Much of this support comes in the form of volunteering. More than 3,000 people volunteer at Homefront every year. Volunteers, in conjunction with in-kind donations and financial support from the community, have allowed Homefront to help 32,000 local people just this year.
“When I first got involved in public service,” says Keith Hamilton, HomeFront’s longtime volunteer Santa, “I saw HomeFront was meeting the needs of the family unit where they were at. I was so impressed with the CEO’s and staff’s tenacity to provide these services I decided I needed to help wherever I could, whenever I could.”
Robbinsville resident Lisa Landry was volunteering in HomeFront’s Atkinson Childhood Development Center daycare prior to the pandemic. She switched to helping HomeFront prepare and distribute groceries and essentials during COVID-19, to address the spike in community need.
“When COVID hit, I wanted to still find a way to contribute…and to take some of the greatly increased workload off of the staff,” she said.
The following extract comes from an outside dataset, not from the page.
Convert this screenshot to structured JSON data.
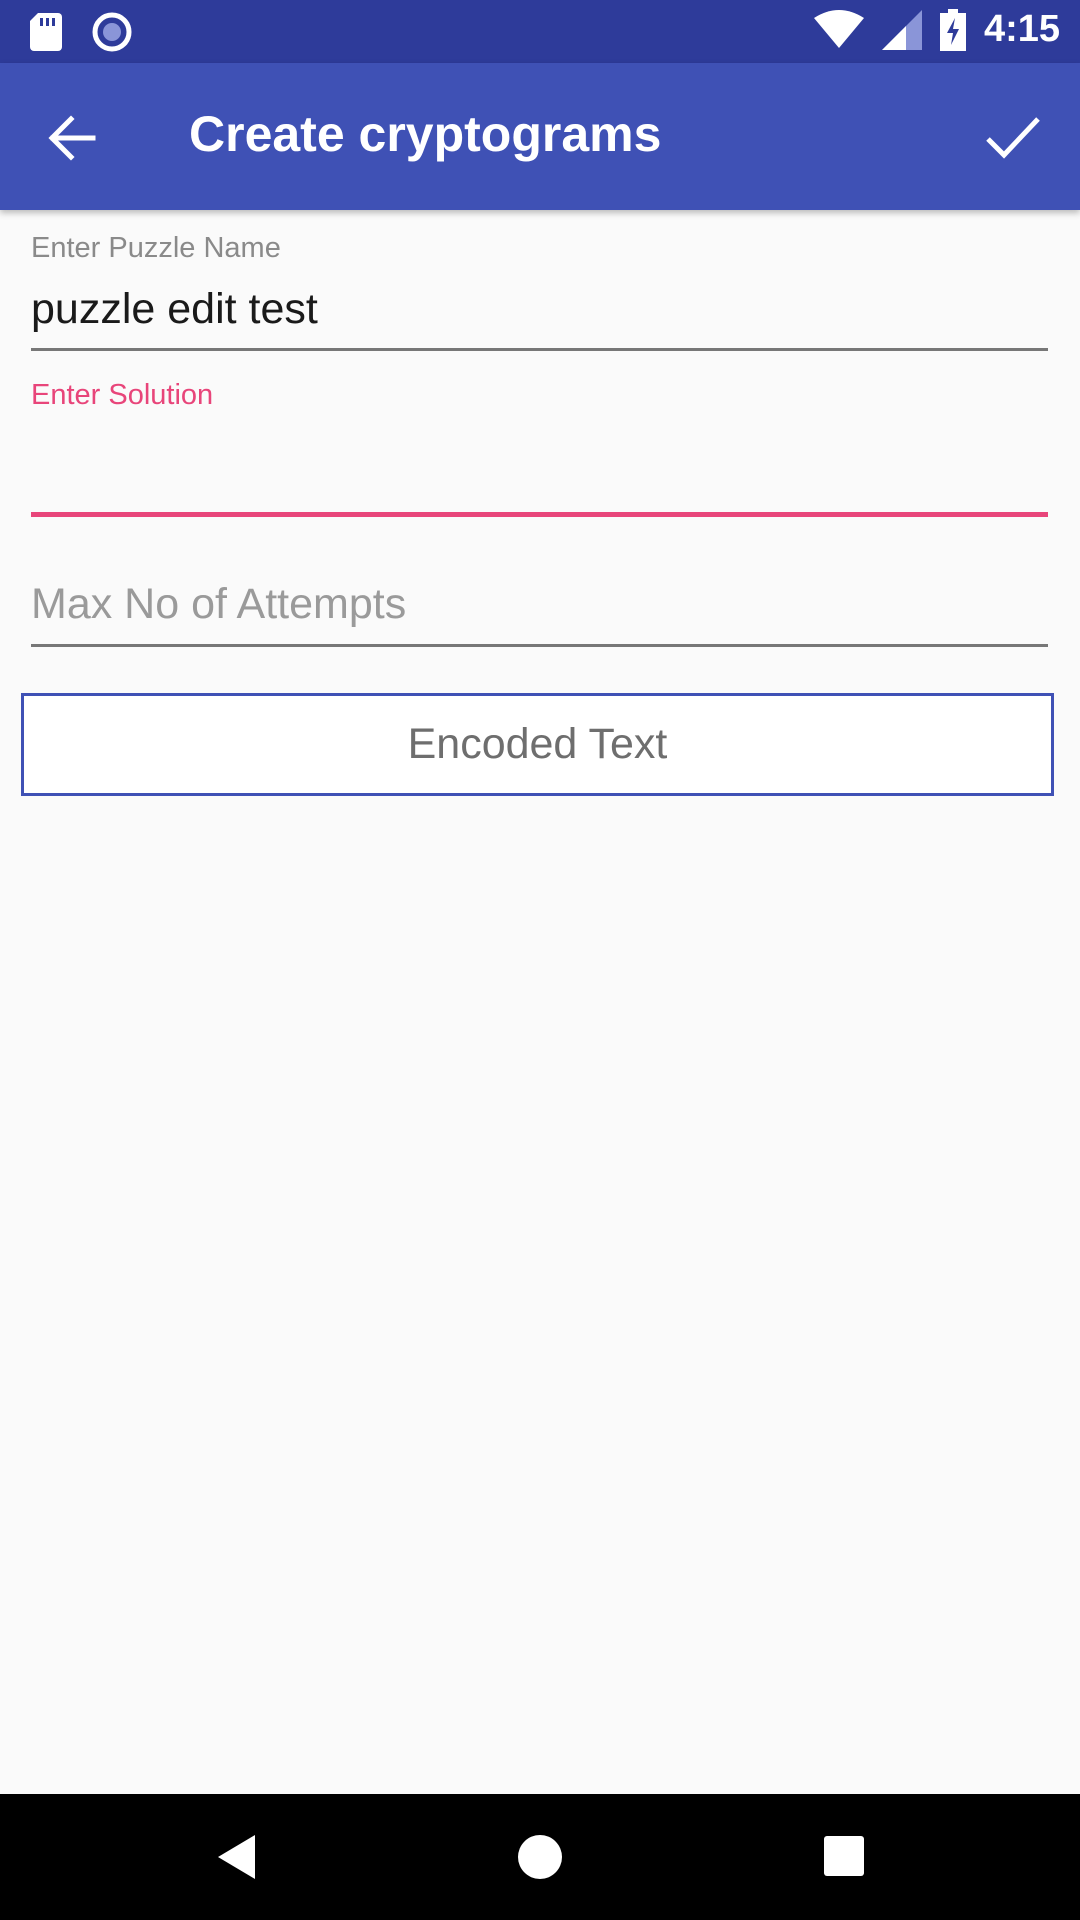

In May, Lawrence residents Alexander and Eric Xia dropped off some donations for the food pantry at HomeFront’s main office on Princeton Avenue. They were shocked by the long lines of people needing help.
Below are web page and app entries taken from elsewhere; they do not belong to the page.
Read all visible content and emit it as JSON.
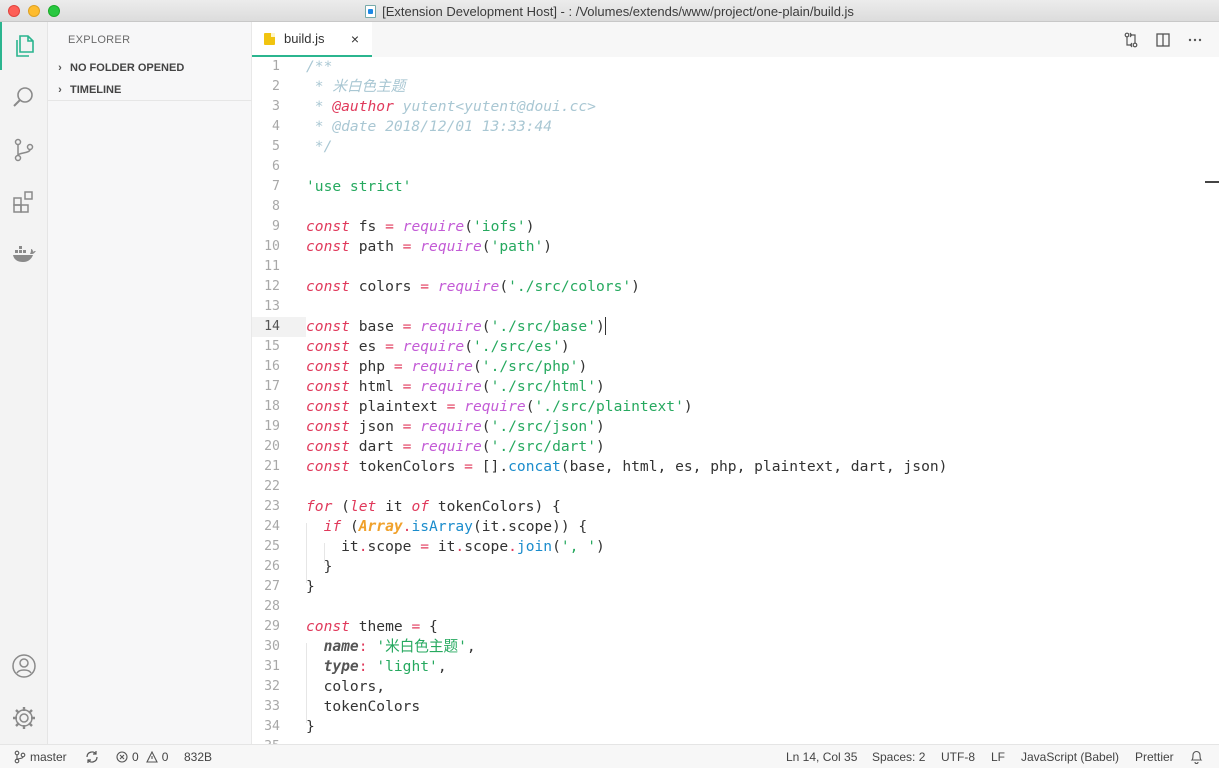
{
  "window": {
    "title": "[Extension Development Host] - : /Volumes/extends/www/project/one-plain/build.js"
  },
  "activity_bar": {
    "items": [
      "files-icon",
      "search-icon",
      "source-control-icon",
      "extensions-icon",
      "docker-icon"
    ],
    "bottom": [
      "account-icon",
      "gear-icon"
    ],
    "accent": "#2bb58f"
  },
  "sidebar": {
    "title": "EXPLORER",
    "sections": [
      {
        "label": "NO FOLDER OPENED"
      },
      {
        "label": "TIMELINE"
      }
    ]
  },
  "tabs": [
    {
      "label": "build.js",
      "close": "×"
    }
  ],
  "editor": {
    "current_line": 14,
    "lines": [
      [
        [
          "/**",
          "cm"
        ]
      ],
      [
        [
          " * 米白色主题",
          "cm"
        ]
      ],
      [
        [
          " * ",
          "cm"
        ],
        [
          "@author",
          "tag"
        ],
        [
          " yutent<yutent@doui.cc>",
          "cm"
        ]
      ],
      [
        [
          " * @date 2018/12/01 13:33:44",
          "cm"
        ]
      ],
      [
        [
          " */",
          "cm"
        ]
      ],
      [],
      [
        [
          "'use strict'",
          "str"
        ]
      ],
      [],
      [
        [
          "const",
          "kw"
        ],
        [
          " fs ",
          "id"
        ],
        [
          "=",
          "op"
        ],
        [
          " ",
          "id"
        ],
        [
          "require",
          "fn"
        ],
        [
          "(",
          "punc"
        ],
        [
          "'iofs'",
          "str"
        ],
        [
          ")",
          "punc"
        ]
      ],
      [
        [
          "const",
          "kw"
        ],
        [
          " path ",
          "id"
        ],
        [
          "=",
          "op"
        ],
        [
          " ",
          "id"
        ],
        [
          "require",
          "fn"
        ],
        [
          "(",
          "punc"
        ],
        [
          "'path'",
          "str"
        ],
        [
          ")",
          "punc"
        ]
      ],
      [],
      [
        [
          "const",
          "kw"
        ],
        [
          " colors ",
          "id"
        ],
        [
          "=",
          "op"
        ],
        [
          " ",
          "id"
        ],
        [
          "require",
          "fn"
        ],
        [
          "(",
          "punc"
        ],
        [
          "'./src/colors'",
          "str"
        ],
        [
          ")",
          "punc"
        ]
      ],
      [],
      [
        [
          "const",
          "kw"
        ],
        [
          " base ",
          "id"
        ],
        [
          "=",
          "op"
        ],
        [
          " ",
          "id"
        ],
        [
          "require",
          "fn"
        ],
        [
          "(",
          "punc"
        ],
        [
          "'./src/base'",
          "str"
        ],
        [
          ")",
          "punc"
        ]
      ],
      [
        [
          "const",
          "kw"
        ],
        [
          " es ",
          "id"
        ],
        [
          "=",
          "op"
        ],
        [
          " ",
          "id"
        ],
        [
          "require",
          "fn"
        ],
        [
          "(",
          "punc"
        ],
        [
          "'./src/es'",
          "str"
        ],
        [
          ")",
          "punc"
        ]
      ],
      [
        [
          "const",
          "kw"
        ],
        [
          " php ",
          "id"
        ],
        [
          "=",
          "op"
        ],
        [
          " ",
          "id"
        ],
        [
          "require",
          "fn"
        ],
        [
          "(",
          "punc"
        ],
        [
          "'./src/php'",
          "str"
        ],
        [
          ")",
          "punc"
        ]
      ],
      [
        [
          "const",
          "kw"
        ],
        [
          " html ",
          "id"
        ],
        [
          "=",
          "op"
        ],
        [
          " ",
          "id"
        ],
        [
          "require",
          "fn"
        ],
        [
          "(",
          "punc"
        ],
        [
          "'./src/html'",
          "str"
        ],
        [
          ")",
          "punc"
        ]
      ],
      [
        [
          "const",
          "kw"
        ],
        [
          " plaintext ",
          "id"
        ],
        [
          "=",
          "op"
        ],
        [
          " ",
          "id"
        ],
        [
          "require",
          "fn"
        ],
        [
          "(",
          "punc"
        ],
        [
          "'./src/plaintext'",
          "str"
        ],
        [
          ")",
          "punc"
        ]
      ],
      [
        [
          "const",
          "kw"
        ],
        [
          " json ",
          "id"
        ],
        [
          "=",
          "op"
        ],
        [
          " ",
          "id"
        ],
        [
          "require",
          "fn"
        ],
        [
          "(",
          "punc"
        ],
        [
          "'./src/json'",
          "str"
        ],
        [
          ")",
          "punc"
        ]
      ],
      [
        [
          "const",
          "kw"
        ],
        [
          " dart ",
          "id"
        ],
        [
          "=",
          "op"
        ],
        [
          " ",
          "id"
        ],
        [
          "require",
          "fn"
        ],
        [
          "(",
          "punc"
        ],
        [
          "'./src/dart'",
          "str"
        ],
        [
          ")",
          "punc"
        ]
      ],
      [
        [
          "const",
          "kw"
        ],
        [
          " tokenColors ",
          "id"
        ],
        [
          "=",
          "op"
        ],
        [
          " [].",
          "punc"
        ],
        [
          "concat",
          "meth"
        ],
        [
          "(base, html, es, php, plaintext, dart, json)",
          "punc"
        ]
      ],
      [],
      [
        [
          "for",
          "kw"
        ],
        [
          " (",
          "punc"
        ],
        [
          "let",
          "kw"
        ],
        [
          " it ",
          "id"
        ],
        [
          "of",
          "kw"
        ],
        [
          " tokenColors) {",
          "id"
        ]
      ],
      [
        [
          "  ",
          "id"
        ],
        [
          "if",
          "kw"
        ],
        [
          " (",
          "punc"
        ],
        [
          "Array",
          "cls"
        ],
        [
          ".",
          "dot"
        ],
        [
          "isArray",
          "meth"
        ],
        [
          "(it.scope)) {",
          "punc"
        ]
      ],
      [
        [
          "    it",
          "id"
        ],
        [
          ".",
          "dot"
        ],
        [
          "scope ",
          "id"
        ],
        [
          "=",
          "op"
        ],
        [
          " it",
          "id"
        ],
        [
          ".",
          "dot"
        ],
        [
          "scope",
          "id"
        ],
        [
          ".",
          "dot"
        ],
        [
          "join",
          "meth"
        ],
        [
          "(",
          "punc"
        ],
        [
          "', '",
          "str"
        ],
        [
          ")",
          "punc"
        ]
      ],
      [
        [
          "  }",
          "punc"
        ]
      ],
      [
        [
          "}",
          "punc"
        ]
      ],
      [],
      [
        [
          "const",
          "kw"
        ],
        [
          " theme ",
          "id"
        ],
        [
          "=",
          "op"
        ],
        [
          " {",
          "punc"
        ]
      ],
      [
        [
          "  ",
          "id"
        ],
        [
          "name",
          "prop"
        ],
        [
          ":",
          "op"
        ],
        [
          " ",
          "id"
        ],
        [
          "'米白色主题'",
          "str"
        ],
        [
          ",",
          "punc"
        ]
      ],
      [
        [
          "  ",
          "id"
        ],
        [
          "type",
          "prop"
        ],
        [
          ":",
          "op"
        ],
        [
          " ",
          "id"
        ],
        [
          "'light'",
          "str"
        ],
        [
          ",",
          "punc"
        ]
      ],
      [
        [
          "  colors,",
          "id"
        ]
      ],
      [
        [
          "  tokenColors",
          "id"
        ]
      ],
      [
        [
          "}",
          "punc"
        ]
      ],
      []
    ],
    "last_partial_line_number": "35"
  },
  "status": {
    "branch": "master",
    "errors": "0",
    "warnings": "0",
    "size": "832B",
    "position": "Ln 14, Col 35",
    "spaces": "Spaces: 2",
    "encoding": "UTF-8",
    "eol": "LF",
    "language": "JavaScript (Babel)",
    "formatter": "Prettier"
  }
}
A month later, in June, the Xias organized a GoFundMe campaign they called “Lawrenceville HomeFront Donation.” They are still receiving donations, and have raised nearly $1,200 to date.
With the money, they purchased non-perishable foods and some personal hygiene products.
“I wanted to help those in the Lawrenceville community, most of whom have only recently been struggling during the COVID-19 pandemic,” Alexander Xia said. “I always want to help those who do not have the privileges or resources as I do…When I wanted to help the families of the local Lawrenceville community, I knew where to go.”
Rick Lazarick from Ewing brings flowers to brighten HomeFront’s Family Campus every week and has helped arrange a Rotary Club financial grant to help HomeFront during the pandemic.
“I got to know the great work they do when the Rotary Club built a playground at HomeFront’s Campus,” he said. “The flowers I bring weekly not only decorate the dining hall, but were given to graduates during HomeFront’s [high school equivalency] graduation ceremony this July during COVID, and are used weekly for still life paintings in HomeFront’s therapeutic ArtSpace program.”
“HomeFront helps families to feel better, get educated, learn about parenting, and stand on their own two feet,” says HomeFront volunteer Madeline Lightman from West Windsor. “Coming here gives me a purpose to get up in the morning.”
Hamilton resident Donna Famoso said she’s supported Homefront for many years. Once she retired, she started helping in Homefront’s childcare office and with the infants. During the pandemic, she has been sorting food and donated items, wrapping diapers and hanging coats.
“I like that HomeFront is local,” Famoso said. “Just seeing the Family Campus and the families there versus being out on the street. In COVID times, you could go crazy sitting home, so it’s as much for me as it is for them.”
“I’m grateful HomeFront is here and I can do something,” says volunteer Alisa Hoffman, a Princeton resident. She got involved with the nonprofit after retiring from her full time job at Princeton Hospital. “I didn’t know about all of HomeFront’s services until I started volunteering. During the pandemic, I was dying to continue to find ways to help. I’m grateful this is here and I can do something.”
“Three years ago I took a bus trip with HomeFront [to see their headquarters and Family Campus],” says HomeFront employee Sue Zaveloff. “I was amazed about what is getting accomplished every day so I became a volunteer. Now I am an employee and help register families for food and organize clothing and household goods. I feel like I get more than I give. Families coming here are so appreciative for everything HomeFront provides. Our grocery bags, for example, have 27 pounds of food in one bag!”